Dr Caroline Di Bernardi Luft
Lecturer in Psychology
Email: firstname.lastname@example.orgTelephone: +44 (0)20 7882 6604Room Number: Room 2.02, Fogg Building
The core focus of my research is the development and application of advanced psycho-physiological methods to understand learning and creativity. How does the way we learn lead to more flexible or creative behaviour? What are the neural mechanisms mediating learning that are associated with higher creativity? These are timely questions as we live in a world that requires constant adaptation and innovation, but rewards memory and repetition at school. To change that we need to understand how the way we learn affects creativity. By making use of state-of-the-art analysis methods of neuroimaging (EEG, fMRI), non-invasive brain stimulation, and brain computer interfaces (BCI), my research pursues a better understand of learning and creativity. My three main methodological streams include:
- Advanced Psycho-physiological Methods
I use a variety of neuroimaging and physiological recordings to monitor brain activity during cognitive tasks. By combining machine learning and large scale neuronal oscillations at single trial level, I have been investigating questions which could not be addressed using traditional analytical techniques. The development of strong methods in psychophysiology is crucial not only for getting a deeper insight into the cognitive processes of interest, but also for developing new technological applications and neural innovations.
- Transcranial Current Brain Stimulation (tCS)
There has been a growing interest in how to modulate brain activity through the passage of low currents (< 2 mA) through the external electrodes positioned on the scalp. This technique has been used not only to improve cognitive functions, but also to test the causal role of certain cortical brain areas and oscillations on cognition. My work consists of applying tCS using either direct current (tDCS) or alternating current (tACS) to either modulate cortical excitability (tDCS) or entrain certain brain rhythms or oscillations (tACS) during learning and creativity tasks.
- Brain Computer Interfaces
The Cognitive Neuroscience field is moving towards the development of real world applications.
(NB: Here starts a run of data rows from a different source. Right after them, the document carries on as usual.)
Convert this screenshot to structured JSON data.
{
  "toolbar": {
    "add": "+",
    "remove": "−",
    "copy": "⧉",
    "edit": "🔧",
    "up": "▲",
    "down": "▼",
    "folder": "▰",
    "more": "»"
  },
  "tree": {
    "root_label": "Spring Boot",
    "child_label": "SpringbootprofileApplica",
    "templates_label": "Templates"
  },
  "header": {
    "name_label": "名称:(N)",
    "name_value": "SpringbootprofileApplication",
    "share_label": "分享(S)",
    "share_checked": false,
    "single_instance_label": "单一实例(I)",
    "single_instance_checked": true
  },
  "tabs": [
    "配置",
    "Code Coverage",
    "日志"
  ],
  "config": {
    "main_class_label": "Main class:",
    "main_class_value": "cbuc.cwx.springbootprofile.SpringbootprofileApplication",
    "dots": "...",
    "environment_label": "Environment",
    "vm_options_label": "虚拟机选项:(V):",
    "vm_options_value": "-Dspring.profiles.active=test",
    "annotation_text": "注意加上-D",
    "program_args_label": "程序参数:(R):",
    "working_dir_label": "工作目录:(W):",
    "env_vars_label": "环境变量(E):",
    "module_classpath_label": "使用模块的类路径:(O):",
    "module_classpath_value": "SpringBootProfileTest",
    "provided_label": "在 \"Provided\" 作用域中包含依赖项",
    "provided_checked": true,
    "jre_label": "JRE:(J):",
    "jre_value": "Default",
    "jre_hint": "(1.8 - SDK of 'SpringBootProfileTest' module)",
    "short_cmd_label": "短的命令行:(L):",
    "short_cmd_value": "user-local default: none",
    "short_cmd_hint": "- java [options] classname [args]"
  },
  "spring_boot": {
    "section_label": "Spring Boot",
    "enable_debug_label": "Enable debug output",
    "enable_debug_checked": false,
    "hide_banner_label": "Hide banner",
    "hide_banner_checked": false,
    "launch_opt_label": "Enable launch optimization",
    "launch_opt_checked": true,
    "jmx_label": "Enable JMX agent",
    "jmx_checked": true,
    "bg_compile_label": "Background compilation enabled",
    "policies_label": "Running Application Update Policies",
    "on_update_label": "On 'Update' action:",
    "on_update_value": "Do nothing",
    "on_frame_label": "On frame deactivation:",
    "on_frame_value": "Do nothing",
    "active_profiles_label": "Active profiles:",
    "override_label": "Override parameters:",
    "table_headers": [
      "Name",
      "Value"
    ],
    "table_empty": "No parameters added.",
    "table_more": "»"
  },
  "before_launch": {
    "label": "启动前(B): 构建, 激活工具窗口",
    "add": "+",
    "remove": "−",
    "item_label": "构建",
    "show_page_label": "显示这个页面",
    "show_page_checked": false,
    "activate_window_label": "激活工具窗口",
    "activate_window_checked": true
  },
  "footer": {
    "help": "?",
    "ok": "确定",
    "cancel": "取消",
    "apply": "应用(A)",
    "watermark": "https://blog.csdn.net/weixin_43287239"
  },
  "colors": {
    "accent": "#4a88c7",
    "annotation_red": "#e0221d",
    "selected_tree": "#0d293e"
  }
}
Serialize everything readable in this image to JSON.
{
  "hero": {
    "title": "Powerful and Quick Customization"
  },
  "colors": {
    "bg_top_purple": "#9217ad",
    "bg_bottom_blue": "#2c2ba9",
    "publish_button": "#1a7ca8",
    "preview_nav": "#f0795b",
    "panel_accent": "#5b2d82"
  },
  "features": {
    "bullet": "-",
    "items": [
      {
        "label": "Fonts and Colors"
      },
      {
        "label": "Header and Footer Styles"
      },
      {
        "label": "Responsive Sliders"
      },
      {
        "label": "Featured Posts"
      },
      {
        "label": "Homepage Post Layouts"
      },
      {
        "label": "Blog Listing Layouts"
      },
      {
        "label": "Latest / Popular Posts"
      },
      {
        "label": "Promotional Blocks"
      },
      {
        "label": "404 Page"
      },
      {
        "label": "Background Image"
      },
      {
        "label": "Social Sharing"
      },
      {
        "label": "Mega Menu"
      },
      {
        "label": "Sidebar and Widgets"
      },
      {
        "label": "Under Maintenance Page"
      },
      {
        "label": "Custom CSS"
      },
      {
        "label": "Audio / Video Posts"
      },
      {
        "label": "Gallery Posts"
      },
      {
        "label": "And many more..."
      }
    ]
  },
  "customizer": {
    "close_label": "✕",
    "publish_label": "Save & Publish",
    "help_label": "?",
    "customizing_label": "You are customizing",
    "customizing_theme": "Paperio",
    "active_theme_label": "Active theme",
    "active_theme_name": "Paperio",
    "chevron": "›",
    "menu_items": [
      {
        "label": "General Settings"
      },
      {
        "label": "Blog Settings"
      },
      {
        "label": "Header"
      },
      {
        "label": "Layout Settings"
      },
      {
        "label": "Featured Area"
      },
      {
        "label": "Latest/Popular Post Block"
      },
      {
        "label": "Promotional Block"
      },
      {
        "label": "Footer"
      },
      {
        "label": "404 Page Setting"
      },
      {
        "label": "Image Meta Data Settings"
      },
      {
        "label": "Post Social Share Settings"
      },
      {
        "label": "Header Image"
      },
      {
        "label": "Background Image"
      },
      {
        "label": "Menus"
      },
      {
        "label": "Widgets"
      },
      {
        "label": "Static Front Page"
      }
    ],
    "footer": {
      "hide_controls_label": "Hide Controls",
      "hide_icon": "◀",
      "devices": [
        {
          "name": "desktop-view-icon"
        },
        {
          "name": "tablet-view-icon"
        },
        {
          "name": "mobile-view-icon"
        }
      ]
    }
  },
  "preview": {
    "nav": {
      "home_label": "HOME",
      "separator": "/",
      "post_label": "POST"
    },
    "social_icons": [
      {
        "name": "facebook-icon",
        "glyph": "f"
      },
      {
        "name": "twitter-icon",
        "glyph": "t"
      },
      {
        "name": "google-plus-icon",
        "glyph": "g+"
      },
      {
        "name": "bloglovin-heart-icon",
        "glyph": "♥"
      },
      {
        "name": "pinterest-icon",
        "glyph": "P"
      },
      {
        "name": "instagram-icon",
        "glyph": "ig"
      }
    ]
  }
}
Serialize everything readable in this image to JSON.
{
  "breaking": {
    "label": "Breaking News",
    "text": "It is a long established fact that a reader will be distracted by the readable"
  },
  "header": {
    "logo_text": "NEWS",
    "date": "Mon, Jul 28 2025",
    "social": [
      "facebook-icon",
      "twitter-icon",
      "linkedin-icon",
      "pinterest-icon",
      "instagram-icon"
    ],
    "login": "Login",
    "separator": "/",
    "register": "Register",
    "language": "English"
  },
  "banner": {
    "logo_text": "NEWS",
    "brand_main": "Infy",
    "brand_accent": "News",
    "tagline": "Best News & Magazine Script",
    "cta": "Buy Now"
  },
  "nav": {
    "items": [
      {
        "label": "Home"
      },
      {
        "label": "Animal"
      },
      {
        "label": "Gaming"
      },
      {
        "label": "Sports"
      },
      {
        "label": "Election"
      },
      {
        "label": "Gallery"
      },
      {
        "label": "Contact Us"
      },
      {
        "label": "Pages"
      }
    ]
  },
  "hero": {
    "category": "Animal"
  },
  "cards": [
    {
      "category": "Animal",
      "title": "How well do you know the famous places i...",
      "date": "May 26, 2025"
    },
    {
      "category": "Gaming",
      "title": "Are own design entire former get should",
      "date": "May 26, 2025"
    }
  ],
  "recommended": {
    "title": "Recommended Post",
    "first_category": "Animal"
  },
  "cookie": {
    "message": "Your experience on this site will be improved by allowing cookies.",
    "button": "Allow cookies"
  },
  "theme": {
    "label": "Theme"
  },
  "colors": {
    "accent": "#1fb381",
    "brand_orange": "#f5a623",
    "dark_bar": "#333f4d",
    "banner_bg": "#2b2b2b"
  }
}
This research stream is dedicated to the development of BCI for learning and creativity. This work consists in monitoring physiological signals (e.g. EEG) in order to customize the experience (e.g. deliver stimulation, change task difficulty). This could lead the development of “thinking caps” applied to computer based e-learning platforms in order to enhance learning and creativity.
Current PhD opportunities
- The Guardian Science Weekly Podcast: What is the nature of creativity?
- Invited to contribute to BBC Radio 4 documentary: Too Old to be a Genius